Handwringing and hand mouthing are normal developmental stages occurring at about 14 weeks of age in normal infants. The distressed behavior that characterizes the clinical onset of the disorder often turns attention away from the underlying severe apraxia.

Why do babies wring their hands?

These symptoms often occur because children have difficulty swallowing or chewing. Swallowing problems can lead to not eating enough. Other symptoms of Rett syndrome include: Hand-wringing, squeezing or hand-to-mouth movements.

At what age is Rett syndrome usually diagnosed?

Rett syndrome is usually recognized in children between 6 to 18 months as they begin to miss developmental milestones or lose abilities they had gained. Rett syndrome is caused by mutations on the X chromosome on a gene called MECP2. There are more than 900 different mutations found on the MECP2 gene.

What are early signs of Rett?

Smaller than usual head size (microcephaly) is sometimes the first sign that a child has Rett syndrome. As children get older, there is delayed growth in other parts of the body. Loss of movement and coordination abilities. The first signs often include reduced hand control and a decreasing ability to crawl or walk.

Can you have mild Rett syndrome?

Patients with the preserved speech type of Rett syndrome generally experience most symptoms of classic Rett, but their symptoms are milder, and they regain some language and motor skills as they get older. However, patients with this variant may be obese, more aggressive, and show more autistic features.

Is Rett syndrome part of the autism spectrum?

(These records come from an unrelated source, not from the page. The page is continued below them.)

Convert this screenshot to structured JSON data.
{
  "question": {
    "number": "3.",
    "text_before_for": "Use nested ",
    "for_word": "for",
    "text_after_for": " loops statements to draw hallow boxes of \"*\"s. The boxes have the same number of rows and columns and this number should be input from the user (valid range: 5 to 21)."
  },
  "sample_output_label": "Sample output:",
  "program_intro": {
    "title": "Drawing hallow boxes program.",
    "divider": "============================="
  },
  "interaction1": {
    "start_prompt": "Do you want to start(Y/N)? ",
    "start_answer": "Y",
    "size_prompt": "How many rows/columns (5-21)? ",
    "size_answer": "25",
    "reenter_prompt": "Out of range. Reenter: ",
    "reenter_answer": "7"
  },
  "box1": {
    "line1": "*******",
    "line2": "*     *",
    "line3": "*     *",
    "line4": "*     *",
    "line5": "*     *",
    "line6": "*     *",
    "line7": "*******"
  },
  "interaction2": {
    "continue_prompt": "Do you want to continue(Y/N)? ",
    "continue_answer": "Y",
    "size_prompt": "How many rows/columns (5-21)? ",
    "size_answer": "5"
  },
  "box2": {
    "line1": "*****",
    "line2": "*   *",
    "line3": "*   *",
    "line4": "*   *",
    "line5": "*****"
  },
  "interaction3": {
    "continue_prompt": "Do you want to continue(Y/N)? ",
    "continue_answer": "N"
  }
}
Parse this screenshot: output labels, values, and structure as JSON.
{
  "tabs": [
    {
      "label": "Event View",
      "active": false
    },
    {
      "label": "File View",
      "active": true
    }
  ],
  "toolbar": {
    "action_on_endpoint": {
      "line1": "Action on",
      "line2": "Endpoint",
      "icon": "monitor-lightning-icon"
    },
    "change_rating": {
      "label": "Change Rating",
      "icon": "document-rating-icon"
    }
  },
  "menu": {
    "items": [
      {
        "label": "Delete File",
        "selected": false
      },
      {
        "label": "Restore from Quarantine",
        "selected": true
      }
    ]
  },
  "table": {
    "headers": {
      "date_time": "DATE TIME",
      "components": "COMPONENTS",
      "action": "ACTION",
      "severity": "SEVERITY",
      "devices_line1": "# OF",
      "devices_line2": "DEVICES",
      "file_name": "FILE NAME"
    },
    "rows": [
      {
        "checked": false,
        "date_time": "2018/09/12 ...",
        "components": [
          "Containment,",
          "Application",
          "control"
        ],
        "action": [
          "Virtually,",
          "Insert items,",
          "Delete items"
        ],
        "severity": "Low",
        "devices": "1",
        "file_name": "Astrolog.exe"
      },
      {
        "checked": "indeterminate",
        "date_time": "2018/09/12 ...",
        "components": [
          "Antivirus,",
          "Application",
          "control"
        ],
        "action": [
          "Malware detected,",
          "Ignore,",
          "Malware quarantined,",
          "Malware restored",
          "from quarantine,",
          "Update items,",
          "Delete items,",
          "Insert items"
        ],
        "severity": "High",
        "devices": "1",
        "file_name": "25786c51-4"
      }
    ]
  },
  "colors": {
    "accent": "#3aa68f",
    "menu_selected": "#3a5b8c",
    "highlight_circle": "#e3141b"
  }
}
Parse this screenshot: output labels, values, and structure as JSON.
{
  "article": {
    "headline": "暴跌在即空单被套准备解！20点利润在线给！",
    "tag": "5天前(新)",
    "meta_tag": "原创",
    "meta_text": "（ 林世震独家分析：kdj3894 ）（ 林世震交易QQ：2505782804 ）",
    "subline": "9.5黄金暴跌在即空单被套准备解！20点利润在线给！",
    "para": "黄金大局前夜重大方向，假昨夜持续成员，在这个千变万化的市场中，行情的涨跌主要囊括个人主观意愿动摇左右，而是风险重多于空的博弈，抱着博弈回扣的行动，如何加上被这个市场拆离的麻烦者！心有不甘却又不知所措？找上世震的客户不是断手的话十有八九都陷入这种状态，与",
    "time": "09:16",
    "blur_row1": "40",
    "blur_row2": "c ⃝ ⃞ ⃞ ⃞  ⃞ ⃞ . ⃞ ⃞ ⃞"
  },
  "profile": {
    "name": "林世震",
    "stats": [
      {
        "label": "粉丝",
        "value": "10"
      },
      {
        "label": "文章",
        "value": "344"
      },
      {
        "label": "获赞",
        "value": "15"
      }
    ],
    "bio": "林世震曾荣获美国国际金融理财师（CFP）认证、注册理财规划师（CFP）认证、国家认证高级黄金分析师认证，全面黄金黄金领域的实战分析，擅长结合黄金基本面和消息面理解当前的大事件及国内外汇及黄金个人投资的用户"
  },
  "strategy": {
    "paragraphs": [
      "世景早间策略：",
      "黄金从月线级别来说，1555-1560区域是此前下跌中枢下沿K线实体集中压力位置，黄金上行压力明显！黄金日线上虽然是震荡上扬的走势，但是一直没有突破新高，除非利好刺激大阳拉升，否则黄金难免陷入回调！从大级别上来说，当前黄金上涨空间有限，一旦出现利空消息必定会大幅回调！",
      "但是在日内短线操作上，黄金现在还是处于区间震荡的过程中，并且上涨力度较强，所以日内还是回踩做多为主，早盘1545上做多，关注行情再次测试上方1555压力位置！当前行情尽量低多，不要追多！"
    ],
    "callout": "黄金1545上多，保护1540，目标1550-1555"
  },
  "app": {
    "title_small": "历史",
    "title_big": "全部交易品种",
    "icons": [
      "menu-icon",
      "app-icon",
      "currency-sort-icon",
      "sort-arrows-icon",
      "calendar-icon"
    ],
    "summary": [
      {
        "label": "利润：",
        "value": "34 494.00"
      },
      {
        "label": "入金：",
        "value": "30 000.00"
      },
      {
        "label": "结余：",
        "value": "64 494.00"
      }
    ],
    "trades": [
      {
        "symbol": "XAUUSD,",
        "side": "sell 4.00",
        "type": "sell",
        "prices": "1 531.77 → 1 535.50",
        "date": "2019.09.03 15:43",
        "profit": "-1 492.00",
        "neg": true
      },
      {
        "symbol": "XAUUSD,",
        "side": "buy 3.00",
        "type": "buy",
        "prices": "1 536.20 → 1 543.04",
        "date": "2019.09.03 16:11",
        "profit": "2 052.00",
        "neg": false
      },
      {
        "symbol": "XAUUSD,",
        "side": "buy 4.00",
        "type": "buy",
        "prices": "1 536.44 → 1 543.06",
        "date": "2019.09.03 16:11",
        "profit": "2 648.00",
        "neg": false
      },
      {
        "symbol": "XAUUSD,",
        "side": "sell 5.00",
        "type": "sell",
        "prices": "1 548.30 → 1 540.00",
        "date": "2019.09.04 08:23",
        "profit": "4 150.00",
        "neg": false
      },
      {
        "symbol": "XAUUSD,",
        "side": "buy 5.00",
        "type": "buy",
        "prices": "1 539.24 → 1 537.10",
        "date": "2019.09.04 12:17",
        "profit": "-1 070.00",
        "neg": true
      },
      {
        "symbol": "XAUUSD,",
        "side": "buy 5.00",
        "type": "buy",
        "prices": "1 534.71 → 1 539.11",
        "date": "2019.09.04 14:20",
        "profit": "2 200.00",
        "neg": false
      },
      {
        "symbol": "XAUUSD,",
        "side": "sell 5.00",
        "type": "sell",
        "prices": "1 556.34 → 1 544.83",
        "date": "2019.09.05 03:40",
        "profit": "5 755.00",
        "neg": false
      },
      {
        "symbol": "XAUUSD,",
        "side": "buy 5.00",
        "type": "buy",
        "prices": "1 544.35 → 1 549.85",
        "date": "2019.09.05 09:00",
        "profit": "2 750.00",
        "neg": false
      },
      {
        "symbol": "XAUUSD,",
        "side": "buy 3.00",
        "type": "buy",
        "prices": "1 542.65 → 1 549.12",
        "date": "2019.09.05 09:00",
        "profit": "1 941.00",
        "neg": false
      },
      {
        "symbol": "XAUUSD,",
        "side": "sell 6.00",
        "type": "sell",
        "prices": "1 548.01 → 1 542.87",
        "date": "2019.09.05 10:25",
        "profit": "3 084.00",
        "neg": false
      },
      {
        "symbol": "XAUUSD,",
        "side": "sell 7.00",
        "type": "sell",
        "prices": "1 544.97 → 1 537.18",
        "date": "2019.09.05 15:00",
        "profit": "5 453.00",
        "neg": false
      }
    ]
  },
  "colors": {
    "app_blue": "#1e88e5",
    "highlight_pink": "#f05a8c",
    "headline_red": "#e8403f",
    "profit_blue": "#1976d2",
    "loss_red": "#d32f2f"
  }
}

Rett syndrome (RTT, MIM#312750) is a neurodevelopmental disorder (NDD) that is classified as an autism spectrum disorder (ASD) in the Diagnostic and Statistical Manual of Mental Disorders, 4th Edition (DSM-IV)1 and occurs in approximately 1 in 10 000 female births.